Wednesday 15 May 2019

Facing the future by Fay Bound Alberti

This will be my last History Girls blogpost, at least for now.

I was recently awarded a UK Research and Innovation Fellowship to study the emotional and cultural history of face transplants - not yet a reality in the UK but since 2005 a method of surgically treating severe facial trauma in many countries. You can learn more about that news here.

Although most of the ethical and experimental groundwork had been carried out in the UK, France was the first country to undertake a face transplant - on Isabelle Dinoire, who had been savaged by her own dog. America, Spain, Mexico and China have all contributed to the “face race”, with varying degrees of success. 

From the vantage point of a historian of emotion, what is striking is the lack of coherent, psychological understanding of the global impact of face transplants. We have no long term data on their emotional effects, or the challenge they might post to the idea of the self.

And how much more problematic are questions of identity, appearance and emotional wellbeing in the age of the selfie, when looks seem to be everything?

Which is where my project comes in. I will be working with people living with disfigurement (as a legal term though not a comfortable one), surgeons, nurses, face transplant recipients and donor families. And thinking about what face transplants mean at a cultural level - working with artists, writers (including History Girls' own Louisa Young) - ethicists and philosophers.

This is a transformative opportunity for me, and a chance to make an impact in a complex but critical field. It's also a major time commitment, which is why I have to say farewell for now.

There is always a silver lining: taking my place will be the historian Susan Vincent. Sue was my PhD contemporary at the University of York, and she has written wonderful books on the histories of clothing, hair and fashion. I interviewed her for this blog back in November 2018.

Thanks for everything, fellow History Girls and readers! Keep in touch. 


abigail brieson said...

Your work will certainly be interesting, perhaps a bit difficult at times, and probably beneficial to many. Best of luck and you will be missed!

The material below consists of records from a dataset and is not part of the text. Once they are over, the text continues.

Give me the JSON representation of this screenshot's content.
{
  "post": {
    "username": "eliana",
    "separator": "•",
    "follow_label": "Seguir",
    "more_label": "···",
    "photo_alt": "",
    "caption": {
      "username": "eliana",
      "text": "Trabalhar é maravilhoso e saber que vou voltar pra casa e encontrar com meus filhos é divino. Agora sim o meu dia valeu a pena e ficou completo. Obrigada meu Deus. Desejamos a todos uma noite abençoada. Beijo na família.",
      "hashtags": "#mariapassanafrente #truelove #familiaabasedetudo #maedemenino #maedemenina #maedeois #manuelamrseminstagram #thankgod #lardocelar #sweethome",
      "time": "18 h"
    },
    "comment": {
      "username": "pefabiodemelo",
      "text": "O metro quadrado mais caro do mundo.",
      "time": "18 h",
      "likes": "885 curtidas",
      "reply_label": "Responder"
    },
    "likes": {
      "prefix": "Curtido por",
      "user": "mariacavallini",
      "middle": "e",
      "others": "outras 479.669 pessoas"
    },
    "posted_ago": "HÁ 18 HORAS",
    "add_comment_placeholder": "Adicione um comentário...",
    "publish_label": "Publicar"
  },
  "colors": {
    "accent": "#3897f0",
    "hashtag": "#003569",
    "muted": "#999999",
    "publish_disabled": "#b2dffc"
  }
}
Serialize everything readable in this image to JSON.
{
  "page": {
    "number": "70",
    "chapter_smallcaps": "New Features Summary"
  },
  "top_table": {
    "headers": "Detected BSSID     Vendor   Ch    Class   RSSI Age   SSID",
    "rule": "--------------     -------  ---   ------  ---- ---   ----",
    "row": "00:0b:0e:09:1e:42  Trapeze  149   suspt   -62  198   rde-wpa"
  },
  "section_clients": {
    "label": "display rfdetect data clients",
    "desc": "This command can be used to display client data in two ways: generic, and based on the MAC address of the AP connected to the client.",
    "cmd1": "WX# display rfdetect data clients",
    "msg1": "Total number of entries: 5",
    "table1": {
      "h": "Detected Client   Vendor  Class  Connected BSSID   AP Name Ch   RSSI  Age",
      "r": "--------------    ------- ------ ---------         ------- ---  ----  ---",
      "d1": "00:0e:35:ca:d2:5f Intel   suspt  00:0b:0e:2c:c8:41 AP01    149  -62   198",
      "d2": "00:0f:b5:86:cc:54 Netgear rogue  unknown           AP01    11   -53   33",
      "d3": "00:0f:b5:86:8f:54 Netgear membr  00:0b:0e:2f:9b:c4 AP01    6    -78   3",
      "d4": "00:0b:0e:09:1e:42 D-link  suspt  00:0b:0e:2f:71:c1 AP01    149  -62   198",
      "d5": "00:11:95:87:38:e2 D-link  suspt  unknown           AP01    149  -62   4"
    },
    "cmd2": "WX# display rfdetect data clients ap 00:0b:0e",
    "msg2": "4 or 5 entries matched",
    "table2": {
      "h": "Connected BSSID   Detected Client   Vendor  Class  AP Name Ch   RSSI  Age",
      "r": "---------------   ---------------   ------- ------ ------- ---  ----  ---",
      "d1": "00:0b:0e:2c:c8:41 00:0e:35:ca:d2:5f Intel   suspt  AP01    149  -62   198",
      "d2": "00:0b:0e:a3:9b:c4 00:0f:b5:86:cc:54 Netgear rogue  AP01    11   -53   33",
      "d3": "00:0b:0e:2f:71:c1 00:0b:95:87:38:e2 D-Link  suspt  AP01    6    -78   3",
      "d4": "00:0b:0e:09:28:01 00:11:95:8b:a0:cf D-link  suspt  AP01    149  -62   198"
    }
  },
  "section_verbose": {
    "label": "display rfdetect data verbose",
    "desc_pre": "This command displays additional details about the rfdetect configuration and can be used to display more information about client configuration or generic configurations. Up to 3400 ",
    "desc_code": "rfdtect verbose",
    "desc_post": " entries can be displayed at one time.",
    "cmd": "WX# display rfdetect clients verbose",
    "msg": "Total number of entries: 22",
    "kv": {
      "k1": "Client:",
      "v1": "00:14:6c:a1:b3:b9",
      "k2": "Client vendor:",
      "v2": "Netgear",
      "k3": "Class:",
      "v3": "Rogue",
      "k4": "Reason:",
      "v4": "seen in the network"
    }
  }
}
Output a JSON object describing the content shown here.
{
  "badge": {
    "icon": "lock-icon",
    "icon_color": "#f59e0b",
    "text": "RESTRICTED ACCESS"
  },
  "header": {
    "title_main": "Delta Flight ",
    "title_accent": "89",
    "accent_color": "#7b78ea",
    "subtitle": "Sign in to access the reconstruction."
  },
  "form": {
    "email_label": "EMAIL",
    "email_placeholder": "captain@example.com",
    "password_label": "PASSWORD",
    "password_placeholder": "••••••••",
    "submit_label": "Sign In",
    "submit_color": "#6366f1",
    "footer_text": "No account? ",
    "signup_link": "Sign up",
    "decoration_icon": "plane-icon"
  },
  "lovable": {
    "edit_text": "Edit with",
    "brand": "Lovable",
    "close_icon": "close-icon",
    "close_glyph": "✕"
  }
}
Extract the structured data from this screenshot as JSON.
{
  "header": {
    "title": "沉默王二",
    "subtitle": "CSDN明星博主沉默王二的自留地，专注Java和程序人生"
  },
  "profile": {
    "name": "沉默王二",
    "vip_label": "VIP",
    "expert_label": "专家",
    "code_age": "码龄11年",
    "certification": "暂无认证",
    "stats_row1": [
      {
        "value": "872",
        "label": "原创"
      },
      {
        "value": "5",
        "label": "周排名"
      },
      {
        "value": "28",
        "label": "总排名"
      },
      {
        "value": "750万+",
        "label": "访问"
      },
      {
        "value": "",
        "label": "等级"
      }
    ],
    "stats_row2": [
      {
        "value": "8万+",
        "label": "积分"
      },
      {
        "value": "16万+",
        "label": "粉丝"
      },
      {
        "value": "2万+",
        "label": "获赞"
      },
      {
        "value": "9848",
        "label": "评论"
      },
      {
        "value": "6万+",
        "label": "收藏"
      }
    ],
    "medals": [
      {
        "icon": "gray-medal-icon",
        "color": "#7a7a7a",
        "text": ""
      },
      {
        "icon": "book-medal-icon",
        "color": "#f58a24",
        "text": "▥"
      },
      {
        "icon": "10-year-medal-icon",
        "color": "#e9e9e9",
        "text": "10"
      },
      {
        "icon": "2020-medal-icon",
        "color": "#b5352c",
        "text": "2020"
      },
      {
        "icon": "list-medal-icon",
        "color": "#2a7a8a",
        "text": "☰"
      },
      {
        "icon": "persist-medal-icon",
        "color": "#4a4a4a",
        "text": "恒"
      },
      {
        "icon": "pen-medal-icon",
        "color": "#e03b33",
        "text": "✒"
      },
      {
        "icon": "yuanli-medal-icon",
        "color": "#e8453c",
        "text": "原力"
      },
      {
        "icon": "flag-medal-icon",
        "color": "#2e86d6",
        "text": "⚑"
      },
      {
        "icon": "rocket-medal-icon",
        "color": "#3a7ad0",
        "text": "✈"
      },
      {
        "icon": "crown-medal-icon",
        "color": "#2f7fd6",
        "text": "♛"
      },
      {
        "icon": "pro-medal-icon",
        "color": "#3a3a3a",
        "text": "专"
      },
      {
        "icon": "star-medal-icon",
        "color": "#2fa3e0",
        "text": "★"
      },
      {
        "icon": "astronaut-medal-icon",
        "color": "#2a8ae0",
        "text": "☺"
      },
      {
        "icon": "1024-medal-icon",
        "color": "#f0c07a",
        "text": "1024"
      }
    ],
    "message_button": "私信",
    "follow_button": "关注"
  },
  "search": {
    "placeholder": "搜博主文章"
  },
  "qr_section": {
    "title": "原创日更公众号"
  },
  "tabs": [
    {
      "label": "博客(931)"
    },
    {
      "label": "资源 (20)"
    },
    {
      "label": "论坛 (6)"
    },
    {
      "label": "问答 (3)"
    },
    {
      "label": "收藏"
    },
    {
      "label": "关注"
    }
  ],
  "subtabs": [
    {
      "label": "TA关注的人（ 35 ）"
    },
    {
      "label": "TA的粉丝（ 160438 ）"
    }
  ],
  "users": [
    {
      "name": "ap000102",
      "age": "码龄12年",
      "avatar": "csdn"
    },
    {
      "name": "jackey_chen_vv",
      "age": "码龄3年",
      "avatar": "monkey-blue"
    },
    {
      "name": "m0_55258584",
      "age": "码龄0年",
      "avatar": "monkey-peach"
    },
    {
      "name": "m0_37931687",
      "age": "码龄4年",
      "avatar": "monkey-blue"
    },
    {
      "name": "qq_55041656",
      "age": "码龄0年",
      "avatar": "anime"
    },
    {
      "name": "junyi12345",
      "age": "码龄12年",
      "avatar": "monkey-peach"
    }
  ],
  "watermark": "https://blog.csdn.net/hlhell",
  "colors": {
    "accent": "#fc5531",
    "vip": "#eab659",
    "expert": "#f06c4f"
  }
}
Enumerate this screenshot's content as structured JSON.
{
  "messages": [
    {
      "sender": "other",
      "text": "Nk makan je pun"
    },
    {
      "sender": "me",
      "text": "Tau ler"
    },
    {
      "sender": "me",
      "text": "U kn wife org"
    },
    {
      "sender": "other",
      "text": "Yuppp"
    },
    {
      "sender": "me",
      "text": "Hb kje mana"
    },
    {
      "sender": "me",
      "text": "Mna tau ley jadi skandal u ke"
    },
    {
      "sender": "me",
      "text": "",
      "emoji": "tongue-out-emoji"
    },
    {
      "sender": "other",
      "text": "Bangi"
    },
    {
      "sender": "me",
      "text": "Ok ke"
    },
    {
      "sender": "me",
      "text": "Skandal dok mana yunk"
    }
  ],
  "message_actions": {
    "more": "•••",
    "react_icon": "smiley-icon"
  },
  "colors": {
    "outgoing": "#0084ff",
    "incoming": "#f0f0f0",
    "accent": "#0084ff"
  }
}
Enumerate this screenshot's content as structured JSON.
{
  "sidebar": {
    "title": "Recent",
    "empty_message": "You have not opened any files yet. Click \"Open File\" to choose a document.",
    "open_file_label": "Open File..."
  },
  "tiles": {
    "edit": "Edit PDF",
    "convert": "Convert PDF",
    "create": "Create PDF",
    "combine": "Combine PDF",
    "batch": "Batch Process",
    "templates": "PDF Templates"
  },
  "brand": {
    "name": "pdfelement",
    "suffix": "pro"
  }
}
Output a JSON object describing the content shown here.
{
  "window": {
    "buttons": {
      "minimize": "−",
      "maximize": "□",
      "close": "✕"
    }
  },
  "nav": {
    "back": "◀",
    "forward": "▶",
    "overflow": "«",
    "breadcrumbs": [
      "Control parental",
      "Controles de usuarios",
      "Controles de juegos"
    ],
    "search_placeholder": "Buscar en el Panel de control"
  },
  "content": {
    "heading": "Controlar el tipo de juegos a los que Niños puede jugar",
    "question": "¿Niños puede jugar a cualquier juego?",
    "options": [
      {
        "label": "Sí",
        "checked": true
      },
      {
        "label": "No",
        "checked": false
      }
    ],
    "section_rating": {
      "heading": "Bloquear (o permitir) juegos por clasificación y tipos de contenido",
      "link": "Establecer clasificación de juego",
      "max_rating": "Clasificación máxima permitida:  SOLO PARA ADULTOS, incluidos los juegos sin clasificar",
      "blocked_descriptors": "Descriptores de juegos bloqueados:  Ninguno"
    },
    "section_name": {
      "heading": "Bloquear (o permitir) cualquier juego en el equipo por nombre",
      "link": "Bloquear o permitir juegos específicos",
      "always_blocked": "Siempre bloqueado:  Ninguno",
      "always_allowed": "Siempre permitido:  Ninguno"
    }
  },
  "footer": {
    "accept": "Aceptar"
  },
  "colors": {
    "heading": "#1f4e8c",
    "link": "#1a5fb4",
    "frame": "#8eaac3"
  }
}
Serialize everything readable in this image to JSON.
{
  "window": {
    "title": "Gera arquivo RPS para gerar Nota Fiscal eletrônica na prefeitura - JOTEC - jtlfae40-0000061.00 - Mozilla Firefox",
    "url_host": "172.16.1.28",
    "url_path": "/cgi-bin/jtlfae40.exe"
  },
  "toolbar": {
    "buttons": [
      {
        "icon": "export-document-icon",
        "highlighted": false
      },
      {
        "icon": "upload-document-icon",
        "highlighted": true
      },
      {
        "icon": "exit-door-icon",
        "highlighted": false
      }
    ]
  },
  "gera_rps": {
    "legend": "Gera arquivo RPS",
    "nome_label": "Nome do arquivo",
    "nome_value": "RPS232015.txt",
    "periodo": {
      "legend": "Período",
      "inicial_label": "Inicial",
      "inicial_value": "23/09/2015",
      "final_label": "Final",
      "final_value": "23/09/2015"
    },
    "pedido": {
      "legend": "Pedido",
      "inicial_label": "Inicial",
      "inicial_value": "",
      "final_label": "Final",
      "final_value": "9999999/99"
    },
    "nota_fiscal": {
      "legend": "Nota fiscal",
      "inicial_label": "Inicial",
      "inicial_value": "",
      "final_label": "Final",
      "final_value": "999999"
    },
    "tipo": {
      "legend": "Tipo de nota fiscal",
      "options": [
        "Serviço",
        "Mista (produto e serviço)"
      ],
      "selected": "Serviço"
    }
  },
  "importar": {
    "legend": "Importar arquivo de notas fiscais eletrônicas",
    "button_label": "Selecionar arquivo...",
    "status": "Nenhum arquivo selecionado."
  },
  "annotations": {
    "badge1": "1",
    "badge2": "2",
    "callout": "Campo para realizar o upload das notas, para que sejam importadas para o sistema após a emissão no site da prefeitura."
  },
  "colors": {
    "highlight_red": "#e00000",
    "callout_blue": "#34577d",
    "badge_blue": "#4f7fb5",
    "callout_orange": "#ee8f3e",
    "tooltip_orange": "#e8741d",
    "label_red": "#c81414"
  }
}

Sue Purkiss said...

This sounds fascinating and important - good luck!

Fay Bound Alberti said...

Thank you Abigail and Sue